Father Guido Sarducci – the character played by comedian Don Novello on Saturday Night Live in the 1970s – got some of his biggest laughs with a plan for a Five Minute University. Five years after they leave college, Sarducci noted, most graduates can only remember about five minutes’ worth of all the facts they crammed into their crania to pass exams, so why not cut to the chase? [RR – see the hilarious clip at: [ https://www.youtube.com/watch?v=kO8x8eoU3L4]. This riff on higher education still makes Steven Yalisove chuckle, but he knows it contains a measure of truth. A professor of materials science engineering at the University of Michigan, Yalisove, 59, is out to change classroom teaching. He has designed a regimen to help students learn, comprehend, and retain functional knowledge, instead of memorizing quickly forgotten facts. He has mostly eliminated lectures, relying on peer instruction and allowing students to learn from failures, and has all but ditched traditional exams. “Exams are a terrible way to see if someone has learned anything,” he sniffs.

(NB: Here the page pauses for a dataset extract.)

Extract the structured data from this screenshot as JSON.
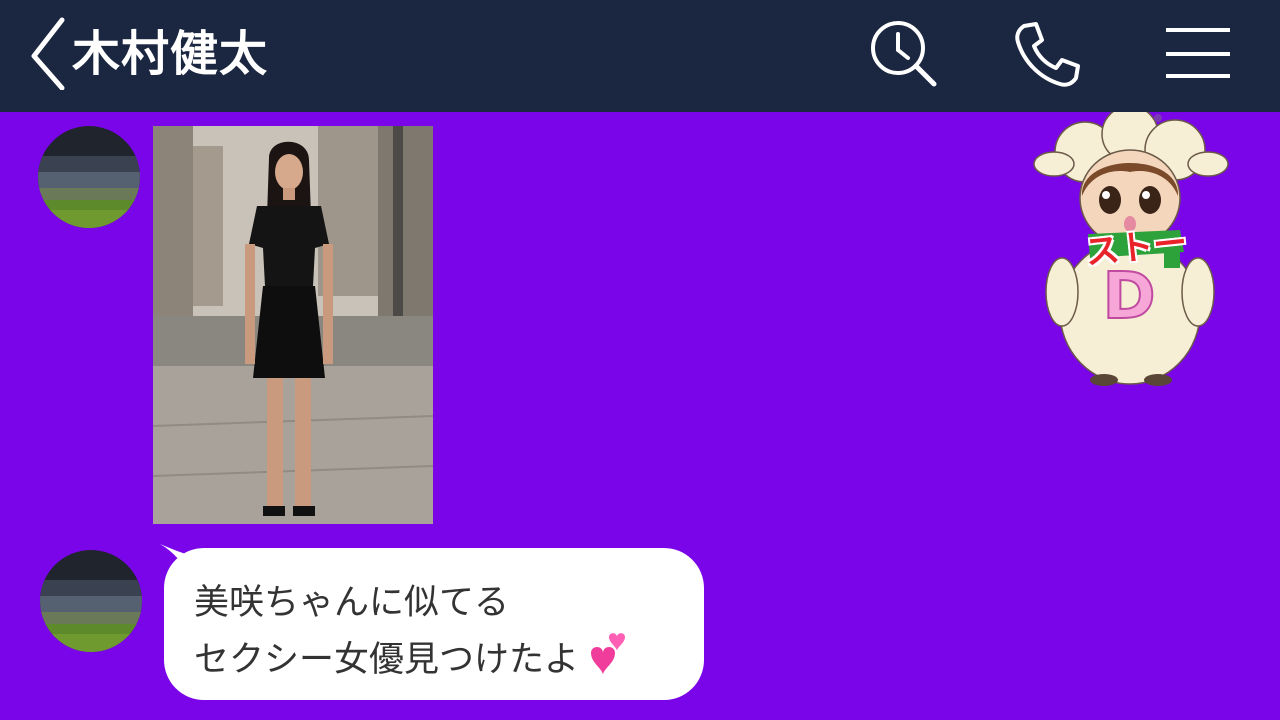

Writing useful comments on students’ work can be a fine art. And for instructors who put a lot of effort into crafting a critique, there’s always a substantial risk students will skip the written feedback and go right to the grade.

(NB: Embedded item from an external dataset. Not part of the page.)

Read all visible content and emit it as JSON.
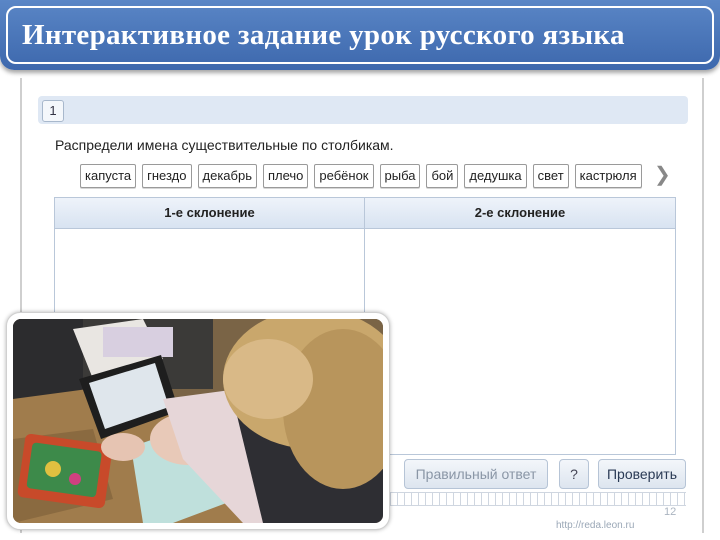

When Michael Henderson is grading his students’ final assignments, he likes to skip the written comments for them. Instead of a red pen, Mr. Henderson, a senior lecturer in education at Monash University, in Australia, takes out a video camera. He records a five-minute, unscripted critique for each student. He doesn’t bother editing the videos, even if he says “um” a lot or has to rephrase a sentence or two.